Excerpts from an interface dataset
▽

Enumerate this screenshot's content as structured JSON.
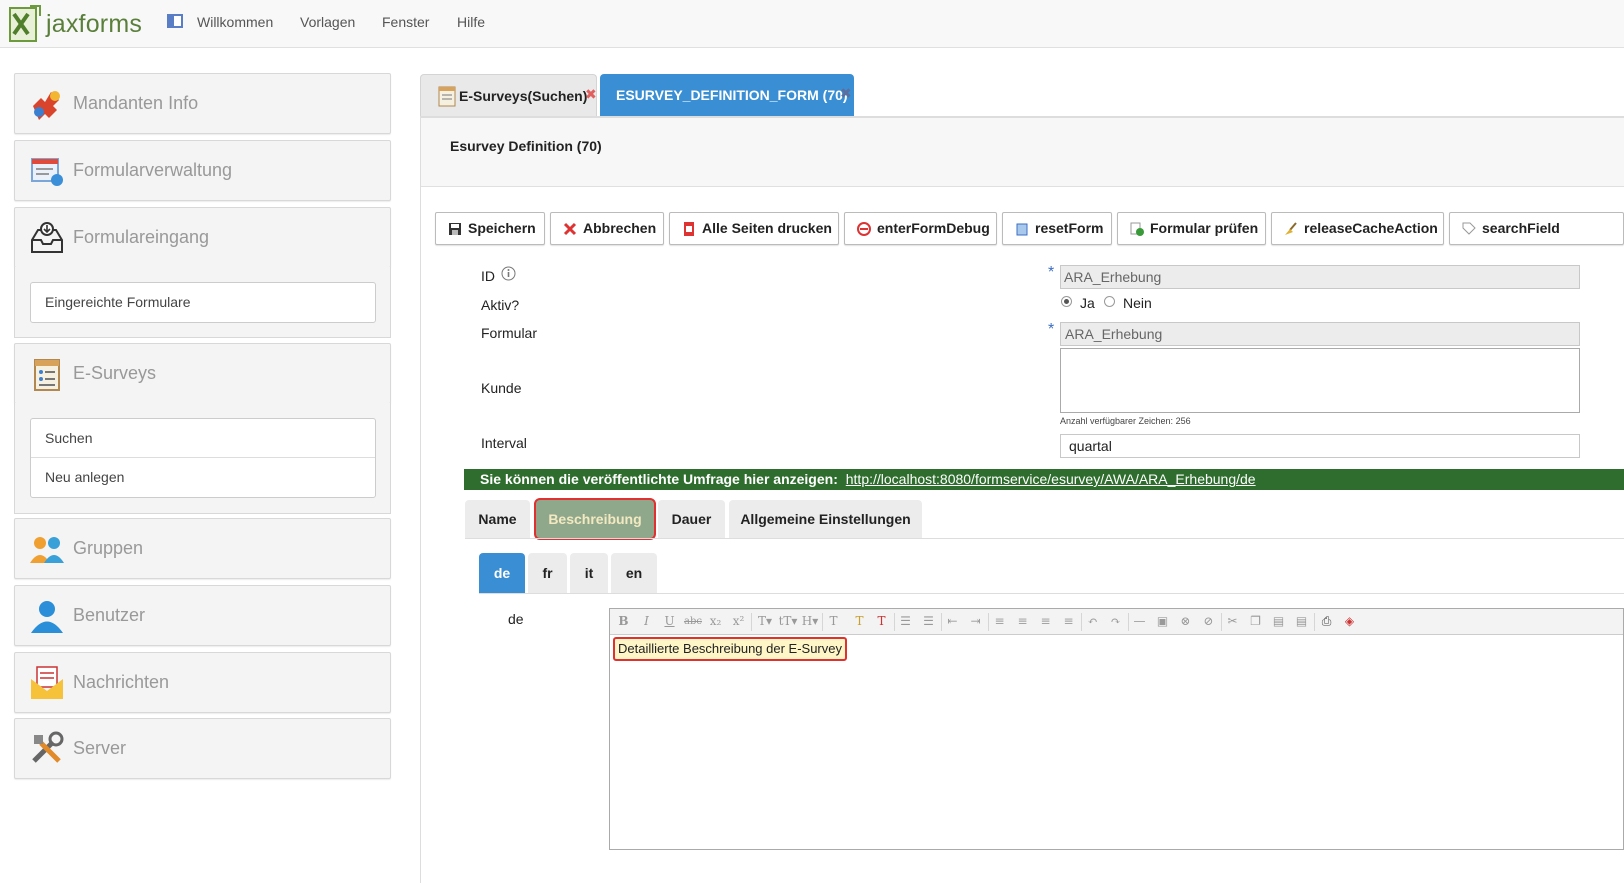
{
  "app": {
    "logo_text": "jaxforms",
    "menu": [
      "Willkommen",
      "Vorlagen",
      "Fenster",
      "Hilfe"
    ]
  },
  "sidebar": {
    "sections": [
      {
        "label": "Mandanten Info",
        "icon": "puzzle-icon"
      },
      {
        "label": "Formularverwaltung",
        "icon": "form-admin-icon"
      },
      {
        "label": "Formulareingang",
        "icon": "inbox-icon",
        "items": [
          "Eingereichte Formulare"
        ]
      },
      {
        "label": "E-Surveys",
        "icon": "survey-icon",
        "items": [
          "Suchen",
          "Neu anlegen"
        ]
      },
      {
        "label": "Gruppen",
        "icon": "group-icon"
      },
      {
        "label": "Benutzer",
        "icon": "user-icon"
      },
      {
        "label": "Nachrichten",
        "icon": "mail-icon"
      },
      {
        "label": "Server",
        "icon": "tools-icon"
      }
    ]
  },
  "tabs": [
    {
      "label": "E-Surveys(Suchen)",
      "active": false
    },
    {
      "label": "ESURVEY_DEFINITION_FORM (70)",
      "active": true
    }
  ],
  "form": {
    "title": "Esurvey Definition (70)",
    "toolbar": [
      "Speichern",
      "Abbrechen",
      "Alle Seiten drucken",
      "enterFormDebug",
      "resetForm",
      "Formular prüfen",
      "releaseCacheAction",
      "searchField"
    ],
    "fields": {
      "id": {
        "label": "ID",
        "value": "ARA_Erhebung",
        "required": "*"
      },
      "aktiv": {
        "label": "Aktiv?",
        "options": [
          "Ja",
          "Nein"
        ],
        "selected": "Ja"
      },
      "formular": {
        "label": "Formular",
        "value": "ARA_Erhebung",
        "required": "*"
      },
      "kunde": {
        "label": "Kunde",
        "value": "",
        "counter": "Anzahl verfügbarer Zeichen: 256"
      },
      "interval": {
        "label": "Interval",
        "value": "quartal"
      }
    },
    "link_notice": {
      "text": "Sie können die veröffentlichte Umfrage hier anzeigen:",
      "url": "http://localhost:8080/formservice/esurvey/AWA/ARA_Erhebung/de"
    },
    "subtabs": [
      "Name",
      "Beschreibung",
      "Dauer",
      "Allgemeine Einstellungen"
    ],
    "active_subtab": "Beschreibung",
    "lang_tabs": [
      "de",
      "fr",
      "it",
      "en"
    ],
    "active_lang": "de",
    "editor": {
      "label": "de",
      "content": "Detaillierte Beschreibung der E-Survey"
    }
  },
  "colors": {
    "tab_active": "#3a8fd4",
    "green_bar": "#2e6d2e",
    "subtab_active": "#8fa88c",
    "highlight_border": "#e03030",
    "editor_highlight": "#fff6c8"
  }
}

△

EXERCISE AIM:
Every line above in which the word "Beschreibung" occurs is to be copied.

EXERCISE SOLUTION:
      "Beschreibung",
    "active_subtab": "Beschreibung",
      "content": "Detaillierte Beschreibung der E-Survey"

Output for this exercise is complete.